Work through the listing below and count the lines that hold "Frame". Answer with the number alone.

- _Information supplied_:
*** Begin section ***

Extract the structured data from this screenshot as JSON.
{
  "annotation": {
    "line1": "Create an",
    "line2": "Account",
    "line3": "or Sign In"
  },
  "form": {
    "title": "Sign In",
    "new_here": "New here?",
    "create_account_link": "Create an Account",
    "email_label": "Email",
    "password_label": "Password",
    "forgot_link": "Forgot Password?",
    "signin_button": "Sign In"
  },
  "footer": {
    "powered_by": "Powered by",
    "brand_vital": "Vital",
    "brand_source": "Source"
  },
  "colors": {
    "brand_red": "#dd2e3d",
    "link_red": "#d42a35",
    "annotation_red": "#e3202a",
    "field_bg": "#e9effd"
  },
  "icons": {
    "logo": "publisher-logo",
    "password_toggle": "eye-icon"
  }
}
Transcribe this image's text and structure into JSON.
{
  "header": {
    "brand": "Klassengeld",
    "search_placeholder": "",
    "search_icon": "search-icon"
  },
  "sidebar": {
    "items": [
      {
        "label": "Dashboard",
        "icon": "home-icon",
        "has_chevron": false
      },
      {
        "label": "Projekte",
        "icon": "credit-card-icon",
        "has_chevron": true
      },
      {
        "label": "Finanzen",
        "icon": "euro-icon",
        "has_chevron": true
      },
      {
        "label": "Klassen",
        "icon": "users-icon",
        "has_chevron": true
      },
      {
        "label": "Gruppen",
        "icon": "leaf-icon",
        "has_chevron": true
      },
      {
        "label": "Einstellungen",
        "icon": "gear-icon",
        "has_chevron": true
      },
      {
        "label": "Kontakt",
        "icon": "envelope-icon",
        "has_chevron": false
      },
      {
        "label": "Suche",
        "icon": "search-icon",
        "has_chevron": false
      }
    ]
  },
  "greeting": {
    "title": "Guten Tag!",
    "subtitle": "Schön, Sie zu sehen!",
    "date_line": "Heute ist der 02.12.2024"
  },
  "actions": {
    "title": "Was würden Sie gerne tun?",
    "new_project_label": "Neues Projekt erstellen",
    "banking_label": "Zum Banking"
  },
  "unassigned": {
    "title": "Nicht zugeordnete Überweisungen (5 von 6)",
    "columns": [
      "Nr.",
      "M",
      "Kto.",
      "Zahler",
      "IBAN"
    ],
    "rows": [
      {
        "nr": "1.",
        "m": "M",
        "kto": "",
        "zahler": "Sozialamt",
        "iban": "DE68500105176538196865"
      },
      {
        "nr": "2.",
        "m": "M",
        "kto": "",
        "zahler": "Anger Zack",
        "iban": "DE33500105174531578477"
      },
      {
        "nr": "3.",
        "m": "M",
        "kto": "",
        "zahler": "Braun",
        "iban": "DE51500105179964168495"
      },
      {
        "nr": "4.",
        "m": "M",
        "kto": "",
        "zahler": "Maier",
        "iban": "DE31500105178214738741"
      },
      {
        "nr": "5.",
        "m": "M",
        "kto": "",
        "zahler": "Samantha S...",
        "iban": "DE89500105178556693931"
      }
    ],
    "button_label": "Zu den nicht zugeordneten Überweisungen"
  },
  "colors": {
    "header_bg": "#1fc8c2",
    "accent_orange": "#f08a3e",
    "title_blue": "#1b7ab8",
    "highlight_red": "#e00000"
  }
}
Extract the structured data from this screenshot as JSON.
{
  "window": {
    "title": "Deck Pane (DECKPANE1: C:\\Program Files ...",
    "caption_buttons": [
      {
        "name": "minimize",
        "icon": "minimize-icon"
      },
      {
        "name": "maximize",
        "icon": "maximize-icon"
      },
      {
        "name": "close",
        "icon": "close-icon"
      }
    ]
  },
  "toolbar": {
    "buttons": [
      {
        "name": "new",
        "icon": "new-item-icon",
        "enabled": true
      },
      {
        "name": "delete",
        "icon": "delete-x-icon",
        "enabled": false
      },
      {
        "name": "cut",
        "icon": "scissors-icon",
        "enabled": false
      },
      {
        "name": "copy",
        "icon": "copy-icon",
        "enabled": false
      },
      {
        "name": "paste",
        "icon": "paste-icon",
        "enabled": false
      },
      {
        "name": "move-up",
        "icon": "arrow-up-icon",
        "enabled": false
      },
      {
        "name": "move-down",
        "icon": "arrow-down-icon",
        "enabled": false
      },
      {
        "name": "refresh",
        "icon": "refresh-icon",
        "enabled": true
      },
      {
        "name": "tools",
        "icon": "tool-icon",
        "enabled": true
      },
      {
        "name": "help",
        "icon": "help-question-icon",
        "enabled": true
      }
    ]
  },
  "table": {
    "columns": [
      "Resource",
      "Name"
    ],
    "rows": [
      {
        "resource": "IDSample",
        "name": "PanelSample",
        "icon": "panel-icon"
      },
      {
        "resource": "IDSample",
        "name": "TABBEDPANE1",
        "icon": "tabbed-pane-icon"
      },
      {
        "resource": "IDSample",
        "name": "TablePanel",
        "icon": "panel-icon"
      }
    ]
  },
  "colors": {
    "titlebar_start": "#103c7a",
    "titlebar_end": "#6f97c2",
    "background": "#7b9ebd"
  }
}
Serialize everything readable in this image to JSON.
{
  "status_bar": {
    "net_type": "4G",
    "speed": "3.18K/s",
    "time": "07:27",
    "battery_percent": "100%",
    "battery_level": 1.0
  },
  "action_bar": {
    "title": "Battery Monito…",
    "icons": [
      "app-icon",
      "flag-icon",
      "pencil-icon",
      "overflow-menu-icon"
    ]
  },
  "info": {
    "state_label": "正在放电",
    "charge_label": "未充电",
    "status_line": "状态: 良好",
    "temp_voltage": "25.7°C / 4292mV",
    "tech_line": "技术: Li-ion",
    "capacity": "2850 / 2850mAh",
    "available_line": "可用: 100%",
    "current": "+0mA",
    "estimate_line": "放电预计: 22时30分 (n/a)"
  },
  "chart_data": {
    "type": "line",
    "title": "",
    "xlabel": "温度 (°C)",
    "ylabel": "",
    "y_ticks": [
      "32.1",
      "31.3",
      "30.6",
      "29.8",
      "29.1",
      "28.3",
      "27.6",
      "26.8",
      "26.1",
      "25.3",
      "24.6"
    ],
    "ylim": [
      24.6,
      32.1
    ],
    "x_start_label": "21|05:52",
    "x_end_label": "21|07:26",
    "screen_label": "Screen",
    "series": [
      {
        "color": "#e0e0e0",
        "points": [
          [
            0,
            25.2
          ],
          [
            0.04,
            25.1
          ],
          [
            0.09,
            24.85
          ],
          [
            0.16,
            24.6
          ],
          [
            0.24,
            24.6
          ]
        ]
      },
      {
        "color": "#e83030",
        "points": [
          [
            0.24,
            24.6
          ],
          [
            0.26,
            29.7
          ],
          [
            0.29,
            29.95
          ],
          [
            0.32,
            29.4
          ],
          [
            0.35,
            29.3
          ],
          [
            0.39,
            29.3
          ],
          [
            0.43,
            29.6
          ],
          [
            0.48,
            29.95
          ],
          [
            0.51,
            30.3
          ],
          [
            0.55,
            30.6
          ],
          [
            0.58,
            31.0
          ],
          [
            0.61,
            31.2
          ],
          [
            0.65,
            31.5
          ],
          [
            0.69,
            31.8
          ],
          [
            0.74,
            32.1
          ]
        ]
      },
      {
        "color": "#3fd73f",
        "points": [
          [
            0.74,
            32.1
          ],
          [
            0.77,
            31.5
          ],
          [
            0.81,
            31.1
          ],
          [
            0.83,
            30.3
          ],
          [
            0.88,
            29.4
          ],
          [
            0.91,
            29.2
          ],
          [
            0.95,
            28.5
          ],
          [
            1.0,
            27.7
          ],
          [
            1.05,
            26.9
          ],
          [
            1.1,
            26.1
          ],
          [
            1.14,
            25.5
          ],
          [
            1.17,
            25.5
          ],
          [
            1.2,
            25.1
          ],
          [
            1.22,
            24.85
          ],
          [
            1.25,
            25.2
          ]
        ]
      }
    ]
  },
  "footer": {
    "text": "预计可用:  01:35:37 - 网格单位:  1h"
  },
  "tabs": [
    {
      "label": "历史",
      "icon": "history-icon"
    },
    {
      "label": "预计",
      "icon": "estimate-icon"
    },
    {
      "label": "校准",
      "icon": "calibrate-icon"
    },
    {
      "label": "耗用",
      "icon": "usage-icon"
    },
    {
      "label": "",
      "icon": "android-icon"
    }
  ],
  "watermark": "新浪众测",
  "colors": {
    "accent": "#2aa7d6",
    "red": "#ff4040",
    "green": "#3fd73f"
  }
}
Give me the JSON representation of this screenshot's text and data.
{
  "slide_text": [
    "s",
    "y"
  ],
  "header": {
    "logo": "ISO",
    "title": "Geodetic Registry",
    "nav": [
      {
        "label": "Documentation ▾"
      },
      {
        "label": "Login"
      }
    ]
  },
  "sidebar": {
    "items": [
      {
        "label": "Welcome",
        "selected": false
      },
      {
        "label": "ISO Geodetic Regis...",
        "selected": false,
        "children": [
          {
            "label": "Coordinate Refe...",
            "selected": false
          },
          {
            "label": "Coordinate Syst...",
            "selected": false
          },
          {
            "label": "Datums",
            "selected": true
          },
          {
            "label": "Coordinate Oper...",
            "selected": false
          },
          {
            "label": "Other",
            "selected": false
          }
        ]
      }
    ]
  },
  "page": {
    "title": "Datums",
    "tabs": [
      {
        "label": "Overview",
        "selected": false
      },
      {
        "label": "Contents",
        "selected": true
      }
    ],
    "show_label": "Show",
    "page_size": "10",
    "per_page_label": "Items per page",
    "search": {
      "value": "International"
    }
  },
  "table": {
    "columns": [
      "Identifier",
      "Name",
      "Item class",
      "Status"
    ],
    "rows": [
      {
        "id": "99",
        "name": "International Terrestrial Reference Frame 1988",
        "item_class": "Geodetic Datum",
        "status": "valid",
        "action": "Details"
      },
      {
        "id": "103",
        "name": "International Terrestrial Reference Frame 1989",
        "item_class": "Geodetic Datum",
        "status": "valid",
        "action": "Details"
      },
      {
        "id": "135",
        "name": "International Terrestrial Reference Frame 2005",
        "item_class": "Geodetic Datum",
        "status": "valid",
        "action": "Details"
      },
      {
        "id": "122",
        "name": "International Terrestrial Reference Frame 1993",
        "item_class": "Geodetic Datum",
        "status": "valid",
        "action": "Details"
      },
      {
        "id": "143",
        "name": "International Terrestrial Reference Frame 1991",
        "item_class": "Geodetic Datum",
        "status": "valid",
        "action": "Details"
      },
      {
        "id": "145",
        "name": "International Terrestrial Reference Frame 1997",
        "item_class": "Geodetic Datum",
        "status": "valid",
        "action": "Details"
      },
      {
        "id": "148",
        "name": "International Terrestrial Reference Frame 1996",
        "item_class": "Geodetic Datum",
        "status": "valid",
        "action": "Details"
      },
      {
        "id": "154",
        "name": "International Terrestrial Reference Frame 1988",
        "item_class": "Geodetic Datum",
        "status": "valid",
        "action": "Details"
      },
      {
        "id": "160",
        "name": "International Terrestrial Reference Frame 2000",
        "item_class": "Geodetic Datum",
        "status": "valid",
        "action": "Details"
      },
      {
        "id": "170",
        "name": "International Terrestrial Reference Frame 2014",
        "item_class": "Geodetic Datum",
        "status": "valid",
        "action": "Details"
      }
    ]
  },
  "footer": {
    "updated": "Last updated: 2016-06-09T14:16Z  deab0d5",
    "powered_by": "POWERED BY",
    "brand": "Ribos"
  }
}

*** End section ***

- _Task output_: 10